Shia LaBeouf has always been a character. In 2014, at the Berlin Film Festival, he wore a paper bag over his head reading “I am Not Famous Anymore.” Later that same year, he performed #IAMSORRY, where he wore the paper bag again and let people visit him in a room while he sat silently, sometimes weeping. On top of these performances were multiple arrests for public drunkenness, that culminated in a 2017 incident after which he attended a 12-step rehab and anger management program. That is where “Honey Boy,” written by LaBeouf and directed by Alma Har’el (“LoveTrue”), was written.
In an opening montage centered around LaBeouf’s breakthrough in the early 2000s, Otis, LaBeouf’s cinematic alter ego played by Lucas Hedges (“Boy Erased”), falls apart in a booze soaked spiral as he films blockbuster after blockbuster. It’s jarring, almost painfully so, making it the perfect way to convey a fractured, addicted headspace. After a horrific car wreck and an arrest where he spars with police officers, Otis is sent to rehab.

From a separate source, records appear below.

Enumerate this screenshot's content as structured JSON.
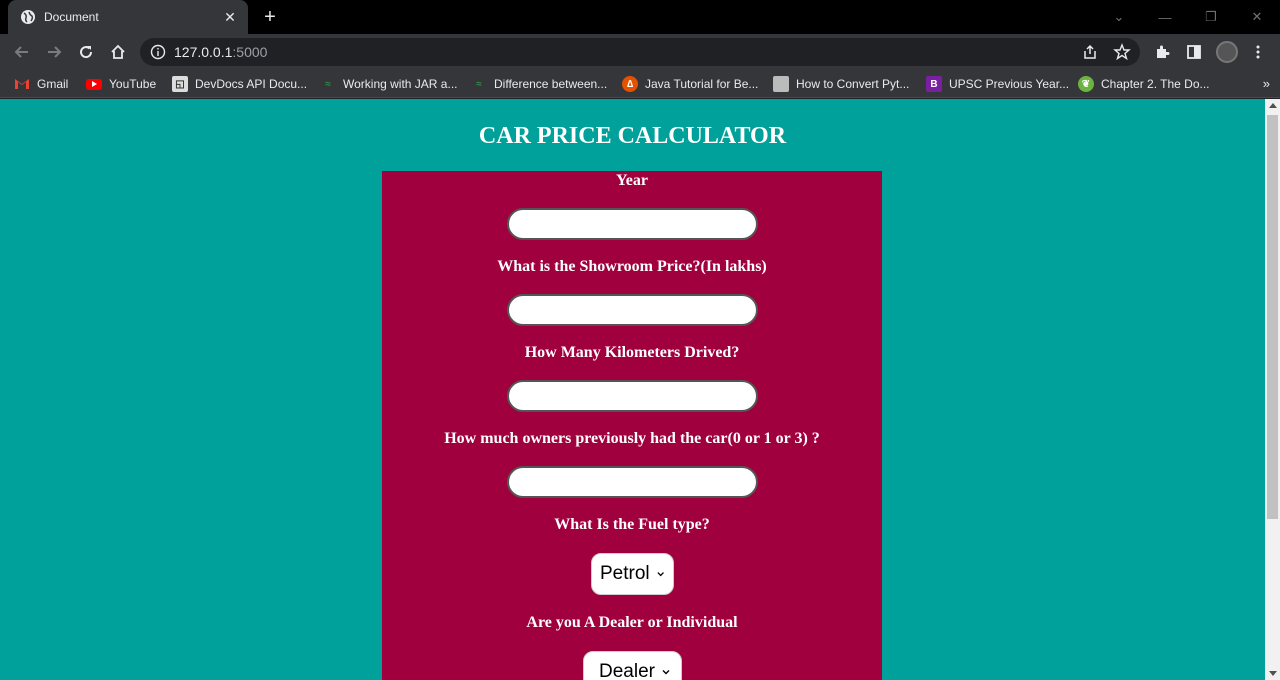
{
  "browser": {
    "tab_title": "Document",
    "new_tab": "+",
    "url_host": "127.0.0.1",
    "url_port": ":5000",
    "bookmarks": [
      {
        "label": "Gmail",
        "icon": "gmail-icon",
        "color": "#ea4335"
      },
      {
        "label": "YouTube",
        "icon": "youtube-icon",
        "color": "#ff0000"
      },
      {
        "label": "DevDocs API Docu...",
        "icon": "devdocs-icon",
        "color": "#dddddd"
      },
      {
        "label": "Working with JAR a...",
        "icon": "geeksforgeeks-icon",
        "color": "#2f8d46"
      },
      {
        "label": "Difference between...",
        "icon": "geeksforgeeks-icon",
        "color": "#2f8d46"
      },
      {
        "label": "Java Tutorial for Be...",
        "icon": "tutorial-icon",
        "color": "#e65100"
      },
      {
        "label": "How to Convert Pyt...",
        "icon": "page-icon",
        "color": "#bbbbbb"
      },
      {
        "label": "UPSC Previous Year...",
        "icon": "upsc-icon",
        "color": "#7b1fa2"
      },
      {
        "label": "Chapter 2. The Do...",
        "icon": "spring-icon",
        "color": "#6db33f"
      }
    ],
    "more_bookmarks": "»"
  },
  "page": {
    "heading": "CAR PRICE CALCULATOR",
    "background": "#00a19a",
    "form_background": "#a0003d",
    "fields": {
      "year_label": "Year",
      "showroom_label": "What is the Showroom Price?(In lakhs)",
      "km_label": "How Many Kilometers Drived?",
      "owners_label": "How much owners previously had the car(0 or 1 or 3) ?",
      "fuel_label": "What Is the Fuel type?",
      "fuel_value": "Petrol",
      "seller_label": "Are you A Dealer or Individual",
      "seller_value": "Dealer"
    }
  }
}
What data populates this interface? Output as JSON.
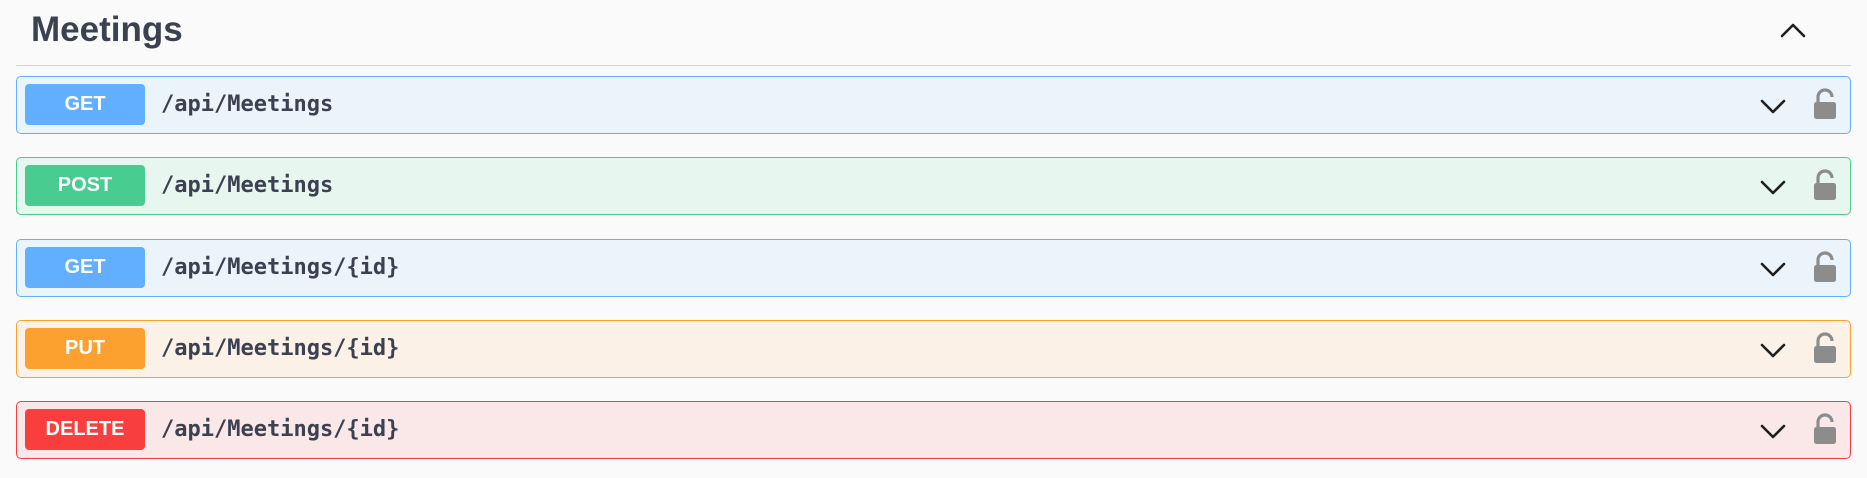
{
  "section": {
    "title": "Meetings",
    "collapse_icon": "chevron-up-icon"
  },
  "operations": [
    {
      "method": "GET",
      "path": "/api/Meetings",
      "color": "#61affe"
    },
    {
      "method": "POST",
      "path": "/api/Meetings",
      "color": "#49cc90"
    },
    {
      "method": "GET",
      "path": "/api/Meetings/{id}",
      "color": "#61affe"
    },
    {
      "method": "PUT",
      "path": "/api/Meetings/{id}",
      "color": "#fca130"
    },
    {
      "method": "DELETE",
      "path": "/api/Meetings/{id}",
      "color": "#f93e3e"
    }
  ],
  "icons": {
    "expand": "chevron-down-icon",
    "auth": "unlocked-lock-icon"
  },
  "colors": {
    "text": "#3b4151",
    "icon_gray": "#8c8c8c"
  }
}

Then the movie jumps to Otis’s childhood. Noah Jupe (“A Quiet Place”), a child actor, plays young Otis. His father, played by LaBeouf, acts as his chaperone. He’s a recovering alcoholic and convicted felon, constantly hitting on the nearest woman and reminding anyone and everyone about his glory days as a rodeo clown. He’s latched onto his son for the money from his acting success, not to right any wrongs.
Yet this is no caricature — LaBeouf has never performed this well or this honestly. Playing his own father, LaBeouf wears his heart on his sleeve. He’s not afraid to rip it to shreds right in front of one’s eyes.
The bulk of the movie is conversations between Otis and his father, with each character asking for what the other cannot give them. Otis needs a stable adult in his life, while his father wants his son to forgive, condone and encourage his bad choices. While their relationship is anything but healthy, there’s still love between them, which, for better or for worse, makes it hard for either of them to step away.
Adult Otis watches this all play out with the audience, trying to come to terms with it. The rehab scenes are just as honest as the flashbacks, with LaBeouf psychoanalyzing his own anger issues, narcissism, trauma and addiction. It’s incredibly brave.
“Honey Boy” is a riveting dialogue between past and present; between violence and trauma. It’s genuinely heartbreaking. There are no easy answers, and one gets the sense that LaBeouf himself still isn’t sure how to feel about his father.
Looking back, LaBeouf’s performance art doesn’t seem so silly. Of course he would try and avoid fame after what his childhood was like. Plus, what’s so different between making a movie like “Honey Boy” and sitting alone with strangers and crying one’s eyes out, laying personal trauma bare for all the world to see? It may not be the most subtle, structured or healthy way to go about things, but it makes for remarkable cinema.